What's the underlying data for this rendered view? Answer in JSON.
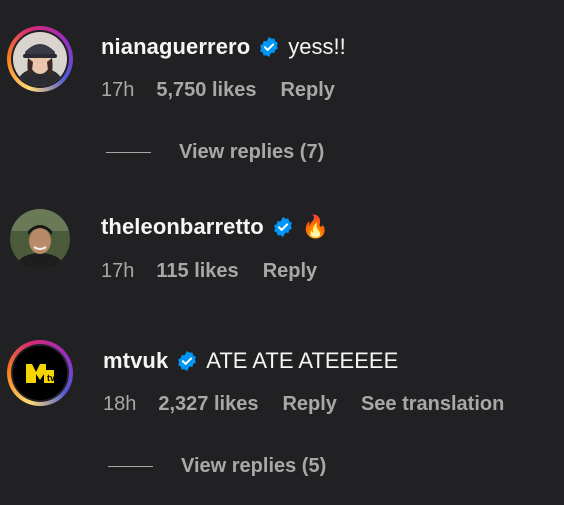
{
  "comments": [
    {
      "username": "nianaguerrero",
      "text": "yess!!",
      "time": "17h",
      "likes": "5,750 likes",
      "reply": "Reply",
      "view_replies": "View replies (7)"
    },
    {
      "username": "theleonbarretto",
      "text": "🔥",
      "time": "17h",
      "likes": "115 likes",
      "reply": "Reply"
    },
    {
      "username": "mtvuk",
      "text": "ATE ATE ATEEEEE",
      "time": "18h",
      "likes": "2,327 likes",
      "reply": "Reply",
      "see_translation": "See translation",
      "view_replies": "View replies (5)"
    }
  ],
  "colors": {
    "background": "#212124",
    "primary_text": "#f5f5f5",
    "secondary_text": "#a8a8a8",
    "verified_blue": "#0095f6"
  },
  "icons": [
    "verified-badge-icon",
    "fire-emoji-icon"
  ]
}
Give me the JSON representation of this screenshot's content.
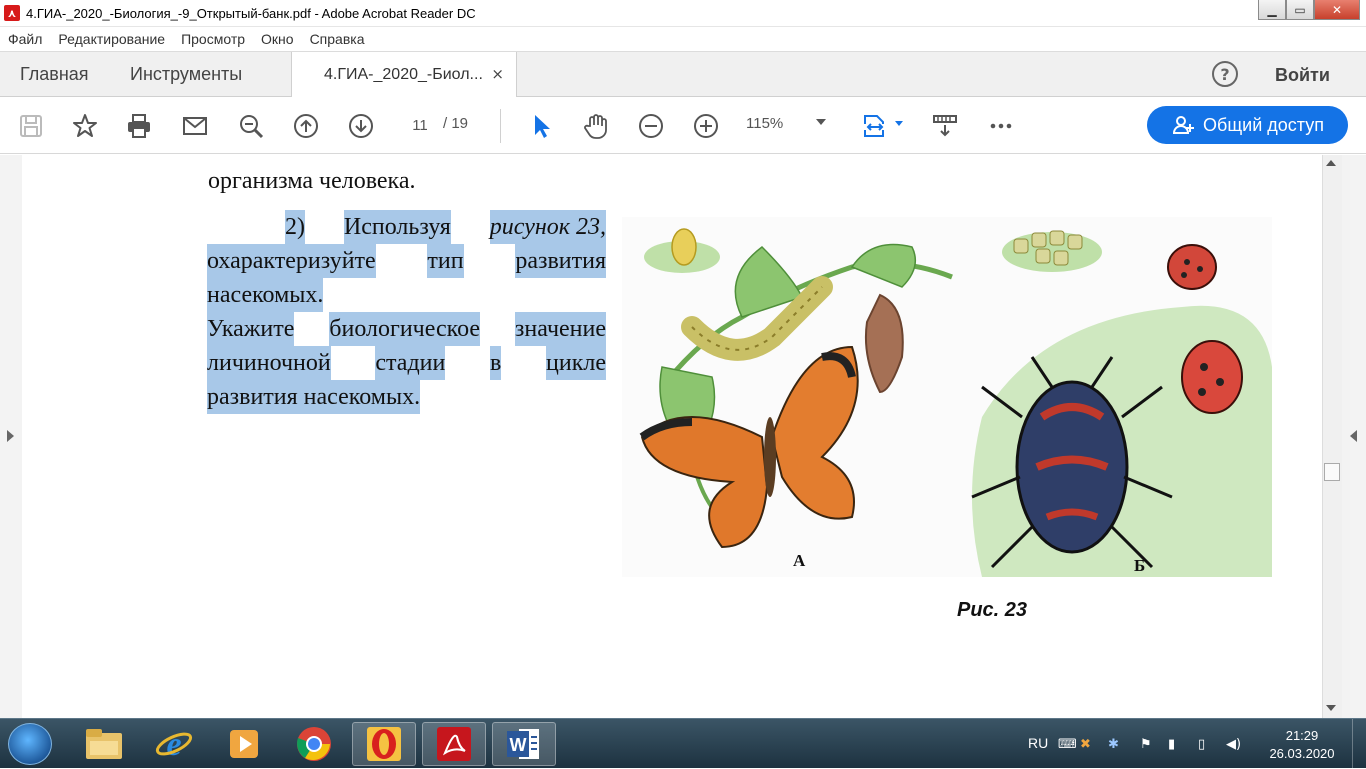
{
  "window": {
    "title": "4.ГИА-_2020_-Биология_-9_Открытый-банк.pdf - Adobe Acrobat Reader DC",
    "minimize": "▁",
    "maximize": "▭",
    "close": "✕"
  },
  "menu": [
    "Файл",
    "Редактирование",
    "Просмотр",
    "Окно",
    "Справка"
  ],
  "tabs": {
    "home": "Главная",
    "tools": "Инструменты",
    "document": "4.ГИА-_2020_-Биол...",
    "close": "×",
    "help": "?",
    "login": "Войти"
  },
  "toolbar": {
    "current_page": "11",
    "page_separator": "/ 19",
    "zoom": "115%",
    "share_label": "Общий доступ"
  },
  "document": {
    "top_line": "организма человека.",
    "para_num": "2)",
    "para_word1": "Используя",
    "para_italic": "рисунок 23,",
    "line2": [
      "охарактеризуйте",
      "тип",
      "развития"
    ],
    "line3": "насекомых.",
    "line4": [
      "Укажите",
      "биологическое",
      "значение"
    ],
    "line5": [
      "личиночной",
      "стадии",
      "в",
      "цикле"
    ],
    "line6": "развития насекомых.",
    "figure_label_a": "А",
    "figure_label_b": "Б",
    "figure_caption": "Рис. 23"
  },
  "taskbar": {
    "apps": [
      "explorer",
      "ie",
      "media",
      "chrome",
      "opera",
      "acrobat",
      "word"
    ],
    "language": "RU",
    "time": "21:29",
    "date": "26.03.2020"
  },
  "colors": {
    "accent": "#1473e6",
    "highlight": "#a8c8e8",
    "selection_arrow": "#1473e6"
  }
}
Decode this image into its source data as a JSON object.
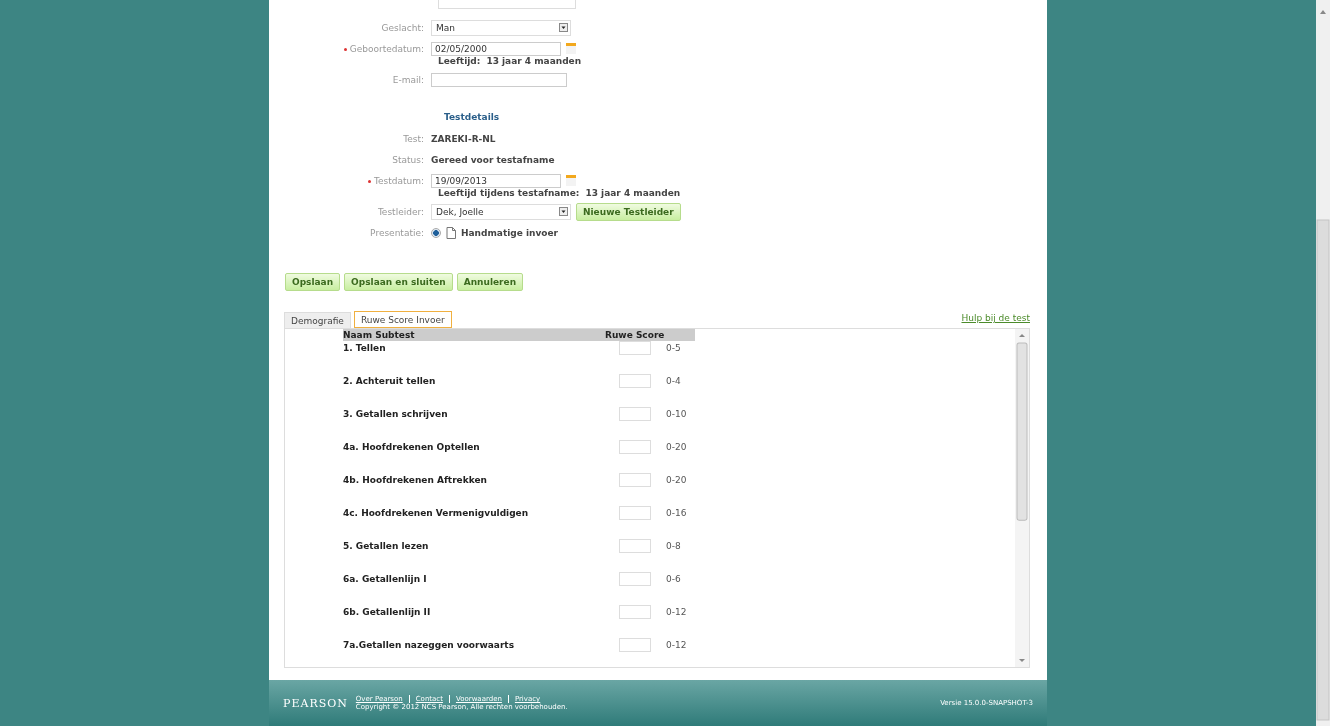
{
  "form": {
    "fields": [
      {
        "kind": "select",
        "label": "Geslacht:",
        "value": "Man",
        "required": false
      },
      {
        "kind": "date",
        "label": "Geboortedatum:",
        "value": "02/05/2000",
        "required": true,
        "note_label": "Leeftijd:",
        "note_value": "13 jaar 4 maanden"
      },
      {
        "kind": "text",
        "label": "E-mail:",
        "required": false
      }
    ],
    "section_title": "Testdetails",
    "details": [
      {
        "kind": "info",
        "label": "Test:",
        "value": "ZAREKI-R-NL",
        "required": false
      },
      {
        "kind": "info",
        "label": "Status:",
        "value": "Gereed voor testafname",
        "required": false
      },
      {
        "kind": "date",
        "label": "Testdatum:",
        "value": "19/09/2013",
        "required": true,
        "note_label": "Leeftijd tijdens testafname:",
        "note_value": "13 jaar 4 maanden"
      },
      {
        "kind": "select",
        "label": "Testleider:",
        "value": "Dek, Joelle",
        "required": false,
        "button": "Nieuwe Testleider"
      },
      {
        "kind": "radio",
        "label": "Presentatie:",
        "value": "Handmatige invoer",
        "selected": true,
        "required": false
      }
    ]
  },
  "actions": [
    "Opslaan",
    "Opslaan en sluiten",
    "Annuleren"
  ],
  "tabs": [
    {
      "label": "Demografie",
      "selected": false
    },
    {
      "label": "Ruwe Score Invoer",
      "selected": true
    }
  ],
  "help_link": "Hulp bij de test",
  "table": {
    "columns": [
      "Naam Subtest",
      "Ruwe Score"
    ],
    "rows": [
      {
        "name": "1. Tellen",
        "range": "0-5"
      },
      {
        "name": "2. Achteruit tellen",
        "range": "0-4"
      },
      {
        "name": "3. Getallen schrijven",
        "range": "0-10"
      },
      {
        "name": "4a. Hoofdrekenen Optellen",
        "range": "0-20"
      },
      {
        "name": "4b. Hoofdrekenen Aftrekken",
        "range": "0-20"
      },
      {
        "name": "4c. Hoofdrekenen Vermenigvuldigen",
        "range": "0-16"
      },
      {
        "name": "5. Getallen lezen",
        "range": "0-8"
      },
      {
        "name": "6a. Getallenlijn I",
        "range": "0-6"
      },
      {
        "name": "6b. Getallenlijn II",
        "range": "0-12"
      },
      {
        "name": "7a.Getallen nazeggen voorwaarts",
        "range": "0-12"
      }
    ]
  },
  "footer": {
    "logo": "PEARSON",
    "links": [
      "Over Pearson",
      "Contact",
      "Voorwaarden",
      "Privacy"
    ],
    "copyright": "Copyright © 2012 NCS Pearson, Alle rechten voorbehouden.",
    "version": "Versie 15.0.0-SNAPSHOT-3"
  }
}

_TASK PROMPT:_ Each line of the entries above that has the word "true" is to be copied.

_ANSWER FOR THIS EXERCISE:_
        "required": true,
        "required": true,
        "selected": true,
      "selected": true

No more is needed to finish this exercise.